▶ [INFORMATION GIVEN]
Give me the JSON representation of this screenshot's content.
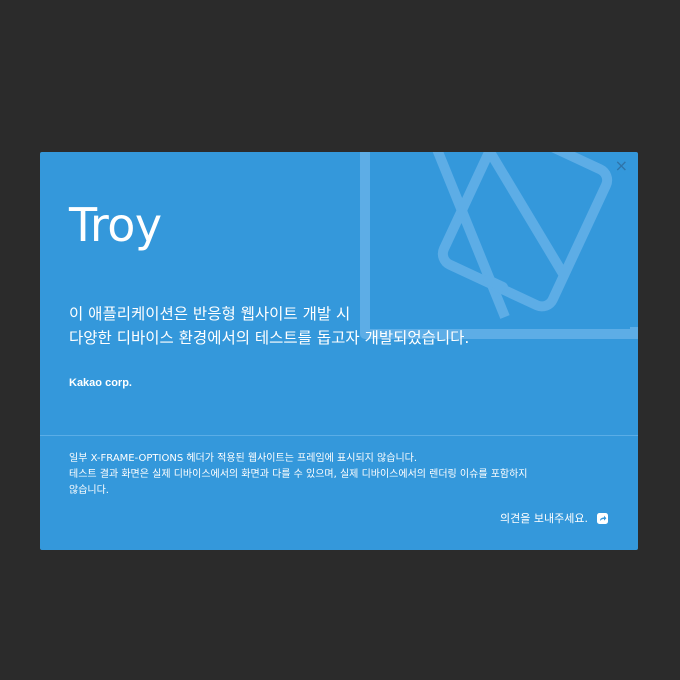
{
  "modal": {
    "title": "Troy",
    "close_label": "×",
    "description": [
      "이 애플리케이션은 반응형 웹사이트 개발 시",
      "다양한 디바이스 환경에서의 테스트를 돕고자 개발되었습니다."
    ],
    "company": "Kakao corp.",
    "notes": [
      "일부 X-FRAME-OPTIONS 헤더가 적용된 웹사이트는 프레임에 표시되지 않습니다.",
      "테스트 결과 화면은 실제 디바이스에서의 화면과 다를 수 있으며, 실제 디바이스에서의 렌더링 이슈를 포함하지",
      "않습니다."
    ],
    "feedback_label": "의견을 보내주세요.",
    "feedback_icon": "external-link-icon"
  },
  "colors": {
    "backdrop": "#2b2b2b",
    "modal_bg": "#3498db",
    "close": "#2f74a9",
    "text": "#ffffff"
  }
}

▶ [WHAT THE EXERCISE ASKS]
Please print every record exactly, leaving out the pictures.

▶ [ANSWER TO THIS PROBLEM]
Give me the JSON representation of this screenshot's content.
{
  "modal": {
    "title": "Troy",
    "close_label": "×",
    "description": [
      "이 애플리케이션은 반응형 웹사이트 개발 시",
      "다양한 디바이스 환경에서의 테스트를 돕고자 개발되었습니다."
    ],
    "company": "Kakao corp.",
    "notes": [
      "일부 X-FRAME-OPTIONS 헤더가 적용된 웹사이트는 프레임에 표시되지 않습니다.",
      "테스트 결과 화면은 실제 디바이스에서의 화면과 다를 수 있으며, 실제 디바이스에서의 렌더링 이슈를 포함하지",
      "않습니다."
    ],
    "feedback_label": "의견을 보내주세요.",
    "feedback_icon": "external-link-icon"
  },
  "colors": {
    "backdrop": "#2b2b2b",
    "modal_bg": "#3498db",
    "close": "#2f74a9",
    "text": "#ffffff"
  }
}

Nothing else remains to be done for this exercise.